purchase the policy before the flood maps are adopted and keep the lower rate
associated with the X zone even after the new flood maps become effective. You
may even qualify for the lower-cost Preferred Risk Policy for the first year,
which provides both building and contents coverage at significant savings. To
help maintain this grandfathering benefit for the next owner, you may transfer
the policy to them at the time of sale.
Built in Compliance
The NFIP will honor a Grandfather rule for buildings constructed after the first
flood map for the community became effective if:
1) the building was built in compliance with the flood map in effect at the time
of construction; and
2) if the building has not been substantially damaged or altered.
Under this Grandfather rule, the property owner must provide proper
documentation to the insurance company.
· If you wish to keep the zone designation in effect when the structure was
built, you must provide a copy of the flood map effective at the time of
construction showing where the structure is located or present a letter from a
community official verifying this information.
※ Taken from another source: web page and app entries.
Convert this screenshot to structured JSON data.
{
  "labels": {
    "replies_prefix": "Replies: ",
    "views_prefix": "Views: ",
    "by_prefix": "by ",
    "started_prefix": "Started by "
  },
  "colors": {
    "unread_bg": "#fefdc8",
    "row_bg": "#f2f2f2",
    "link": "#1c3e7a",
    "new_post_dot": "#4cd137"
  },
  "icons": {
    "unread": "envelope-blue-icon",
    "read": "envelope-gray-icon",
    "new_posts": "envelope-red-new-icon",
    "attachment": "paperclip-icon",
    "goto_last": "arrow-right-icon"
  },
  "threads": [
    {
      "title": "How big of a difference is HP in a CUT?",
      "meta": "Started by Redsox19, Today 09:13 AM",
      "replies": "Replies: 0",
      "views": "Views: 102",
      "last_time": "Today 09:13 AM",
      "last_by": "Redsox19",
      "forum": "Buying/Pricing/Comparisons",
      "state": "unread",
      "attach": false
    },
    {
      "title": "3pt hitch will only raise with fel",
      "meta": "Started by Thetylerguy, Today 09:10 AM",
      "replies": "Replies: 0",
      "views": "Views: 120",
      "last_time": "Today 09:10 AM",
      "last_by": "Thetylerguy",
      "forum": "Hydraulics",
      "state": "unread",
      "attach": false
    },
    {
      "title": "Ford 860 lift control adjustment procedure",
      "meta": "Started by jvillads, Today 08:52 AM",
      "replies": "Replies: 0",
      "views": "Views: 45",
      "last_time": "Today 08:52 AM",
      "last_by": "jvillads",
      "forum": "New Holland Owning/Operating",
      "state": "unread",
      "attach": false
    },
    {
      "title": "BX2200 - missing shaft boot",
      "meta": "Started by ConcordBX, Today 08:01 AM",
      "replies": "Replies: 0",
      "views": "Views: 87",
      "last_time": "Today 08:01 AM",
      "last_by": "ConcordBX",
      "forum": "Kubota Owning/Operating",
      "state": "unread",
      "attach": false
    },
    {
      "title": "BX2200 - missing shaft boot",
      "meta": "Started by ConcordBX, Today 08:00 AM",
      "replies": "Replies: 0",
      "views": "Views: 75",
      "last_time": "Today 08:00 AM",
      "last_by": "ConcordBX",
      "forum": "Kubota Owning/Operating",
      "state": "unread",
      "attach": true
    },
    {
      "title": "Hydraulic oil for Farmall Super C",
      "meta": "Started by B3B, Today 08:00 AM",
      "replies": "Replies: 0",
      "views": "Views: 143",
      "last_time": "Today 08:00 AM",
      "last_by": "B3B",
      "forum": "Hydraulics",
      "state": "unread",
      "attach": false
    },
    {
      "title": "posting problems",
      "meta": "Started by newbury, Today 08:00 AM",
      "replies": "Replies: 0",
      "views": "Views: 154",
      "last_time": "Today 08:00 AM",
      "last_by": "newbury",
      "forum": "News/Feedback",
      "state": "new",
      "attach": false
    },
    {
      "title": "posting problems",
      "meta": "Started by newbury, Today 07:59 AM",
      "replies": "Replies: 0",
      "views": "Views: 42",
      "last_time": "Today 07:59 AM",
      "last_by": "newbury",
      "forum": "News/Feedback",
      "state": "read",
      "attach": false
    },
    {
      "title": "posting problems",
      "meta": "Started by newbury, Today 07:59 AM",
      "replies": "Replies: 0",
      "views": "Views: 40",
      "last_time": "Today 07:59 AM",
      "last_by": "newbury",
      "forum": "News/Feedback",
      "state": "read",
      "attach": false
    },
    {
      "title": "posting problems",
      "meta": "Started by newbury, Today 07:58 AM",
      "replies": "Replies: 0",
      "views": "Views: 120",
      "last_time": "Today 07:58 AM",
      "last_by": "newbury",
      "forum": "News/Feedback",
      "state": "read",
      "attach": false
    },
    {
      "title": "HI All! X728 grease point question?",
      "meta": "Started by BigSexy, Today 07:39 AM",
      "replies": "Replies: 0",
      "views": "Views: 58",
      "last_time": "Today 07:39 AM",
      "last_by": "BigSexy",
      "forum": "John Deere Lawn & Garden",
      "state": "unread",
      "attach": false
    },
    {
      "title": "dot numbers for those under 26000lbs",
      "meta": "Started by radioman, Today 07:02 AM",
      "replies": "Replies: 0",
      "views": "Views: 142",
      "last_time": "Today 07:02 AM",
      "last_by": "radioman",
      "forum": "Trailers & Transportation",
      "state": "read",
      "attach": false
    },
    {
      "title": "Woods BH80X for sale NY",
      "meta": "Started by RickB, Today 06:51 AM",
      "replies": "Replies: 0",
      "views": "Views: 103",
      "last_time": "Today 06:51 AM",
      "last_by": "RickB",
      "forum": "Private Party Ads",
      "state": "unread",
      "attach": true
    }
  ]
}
· In general, for buildings constructed in high-risk zones after the community’s
first flood map was adopted, your rates are based upon the difference between
the flood map’s Base Flood Elevation (BFE) and your building’s elevation. If
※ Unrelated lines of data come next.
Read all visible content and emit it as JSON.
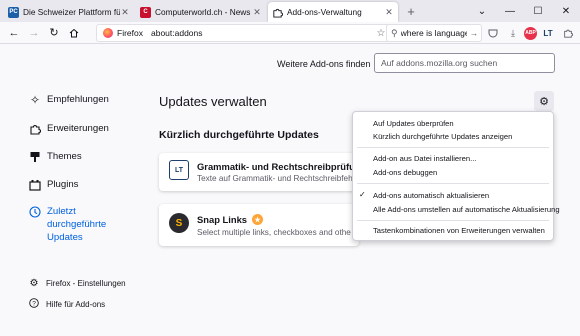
{
  "tabs": [
    {
      "label": "Die Schweizer Plattform für Co",
      "favicon": "PC",
      "favicon_color": "#1a5fa8"
    },
    {
      "label": "Computerworld.ch - News und",
      "favicon": "C",
      "favicon_color": "#c8102e"
    },
    {
      "label": "Add-ons-Verwaltung",
      "favicon": "puzzle-icon",
      "favicon_color": "#15141a"
    }
  ],
  "toolbar": {
    "identity": "Firefox",
    "url": "about:addons",
    "search_value": "where is language"
  },
  "extensions": {
    "abp_label": "ABP",
    "lt_label": "LT"
  },
  "sidebar": {
    "items": [
      {
        "label": "Empfehlungen"
      },
      {
        "label": "Erweiterungen"
      },
      {
        "label": "Themes"
      },
      {
        "label": "Plugins"
      },
      {
        "label": "Zuletzt durchgeführte Updates"
      }
    ],
    "footer": [
      {
        "label": "Firefox - Einstellungen"
      },
      {
        "label": "Hilfe für Add-ons"
      }
    ]
  },
  "main": {
    "find_more_label": "Weitere Add-ons finden",
    "find_more_placeholder": "Auf addons.mozilla.org suchen",
    "page_title": "Updates verwalten",
    "section_title": "Kürzlich durchgeführte Updates",
    "cards": [
      {
        "name": "Grammatik- und Rechtschreibprüfun",
        "description": "Texte auf Grammatik- und Rechtschreibfeh",
        "icon_text": "LT"
      },
      {
        "name": "Snap Links",
        "description": "Select multiple links, checkboxes and othe",
        "icon_text": "S"
      }
    ]
  },
  "menu": {
    "items": [
      {
        "label": "Auf Updates überprüfen",
        "checked": false
      },
      {
        "label": "Kürzlich durchgeführte Updates anzeigen",
        "checked": false
      },
      {
        "label": "Add-on aus Datei installieren...",
        "checked": false
      },
      {
        "label": "Add-ons debuggen",
        "checked": false
      },
      {
        "label": "Add-ons automatisch aktualisieren",
        "checked": true
      },
      {
        "label": "Alle Add-ons umstellen auf automatische Aktualisierung",
        "checked": false
      },
      {
        "label": "Tastenkombinationen von Erweiterungen verwalten",
        "checked": false
      }
    ]
  },
  "colors": {
    "accent": "#0061e0",
    "badge": "#ffa436"
  }
}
there is a change in the BFE and keeping the BFE that existed when the structure
was first built gives you a better rate, you must provide the agent with an
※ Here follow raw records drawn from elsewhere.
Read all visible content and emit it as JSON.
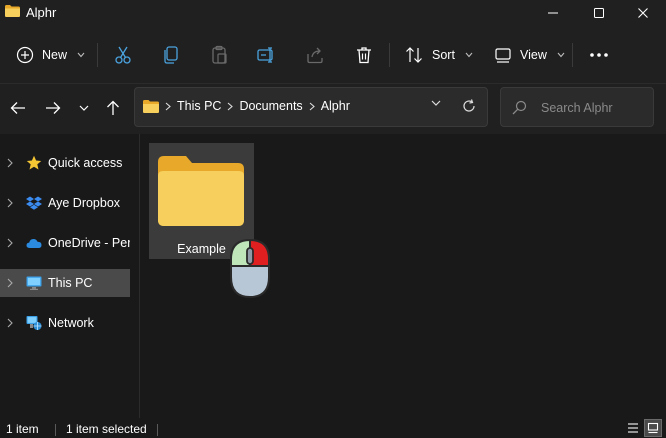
{
  "window": {
    "title": "Alphr"
  },
  "toolbar": {
    "new_label": "New",
    "sort_label": "Sort",
    "view_label": "View",
    "icons": [
      "plus-circle-icon",
      "cut-icon",
      "copy-icon",
      "paste-icon",
      "rename-icon",
      "share-icon",
      "delete-icon",
      "sort-icon",
      "view-icon",
      "more-icon"
    ]
  },
  "address": {
    "crumbs": [
      "This PC",
      "Documents",
      "Alphr"
    ]
  },
  "search": {
    "placeholder": "Search Alphr"
  },
  "sidebar": {
    "items": [
      {
        "label": "Quick access",
        "icon": "star-icon"
      },
      {
        "label": "Aye Dropbox",
        "icon": "dropbox-icon"
      },
      {
        "label": "OneDrive - Pers",
        "icon": "onedrive-cloud-icon"
      },
      {
        "label": "This PC",
        "icon": "monitor-icon",
        "selected": true
      },
      {
        "label": "Network",
        "icon": "network-icon"
      }
    ]
  },
  "content": {
    "items": [
      {
        "name": "Example",
        "type": "folder",
        "selected": true
      }
    ]
  },
  "status": {
    "item_count": "1 item",
    "selection": "1 item selected"
  },
  "colors": {
    "folder_front": "#f6cf5d",
    "folder_back": "#e8a92a",
    "accent_blue": "#4aa3df",
    "selected_bg": "#4a4a4a"
  }
}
elevation certificate and a copy of the flood map effective at the time of
construction. A letter from a community official verifying this information is
11. What if my home or business is mapped into a high-risk area but I believe
the designation is in error?
Flood map designations are always based on the best data available to engineers
and local officials at the time areas within a community are surveyed and
assessed. Every effort is made to ensure that the maps reflect the most accurate
and reliable information about the flood risk for all properties. However,
re-examining and updating flood hazard information for an entire community is
often a multi-year process, and you may feel that you have more accurate data
about your property when new maps are eventually completed and released to the
As a mechanism to ensure that residents’ questions or concerns about the new map
designations are addressed, a 90-day “Public Comment Period” is in place. During
this period, citizens will have the opportunity to submit technical and/or
scientific data to support a claim that their property has been improperly
placed in a high-risk area. If you have better information, such as an elevation
certificate, topographic map or detailed hydraulic or hydrologic data, then you
may be able to protest or appeal the flood risk indicated by the new maps.
12. When do the new maps become effective?
The maps officially released to county officials in July, and the public
in August 2010,are
still preliminary. The process that leads to final adoption can last as long as
Initial release is followed by a short review period by community officials.
Then there is a 90-day “Appeal and Protest" period, starting on December 3, 2010
and continuing until March 2, 2011.The final review and adoption
process is expected to begin late in 2010 and the date of adoption is
approximated for Fall 2011. Once the maps are adopted, new
flood insurance requirements will become effective.
13. How can I learn more about the flood map modernization process and how it
could affect me?
The following is a list of resources and contact information if you have further
questions regarding the Hernando County map modernization project:
Web site Resources:
§ Hernando County Web site:
§ FEMA Web site on Mapping: www.fema.gov//plan/prevent/fhm
§ For general information about flood insurance:
§ Hernando County Flood Information Line: (352)
Open Monday-Friday 9 am to 4 pm
§ FEMA Map Assistance Center 1-877-FEMA MAP (1-877-336-2627)
Open Monday-Friday, 8am-6:30pm
§ To purchase flood hazard maps for a nominal fee: 1-800-358-9616
§ For questions on flood policy coverage and rates: 1-800-427-4661
§ Public Meetings: For the latest dates and locations, call the Hernando County
Call Center: 352-540-6300 or visit
Structure damaged by
flooding in 2004 (Click image for larger version)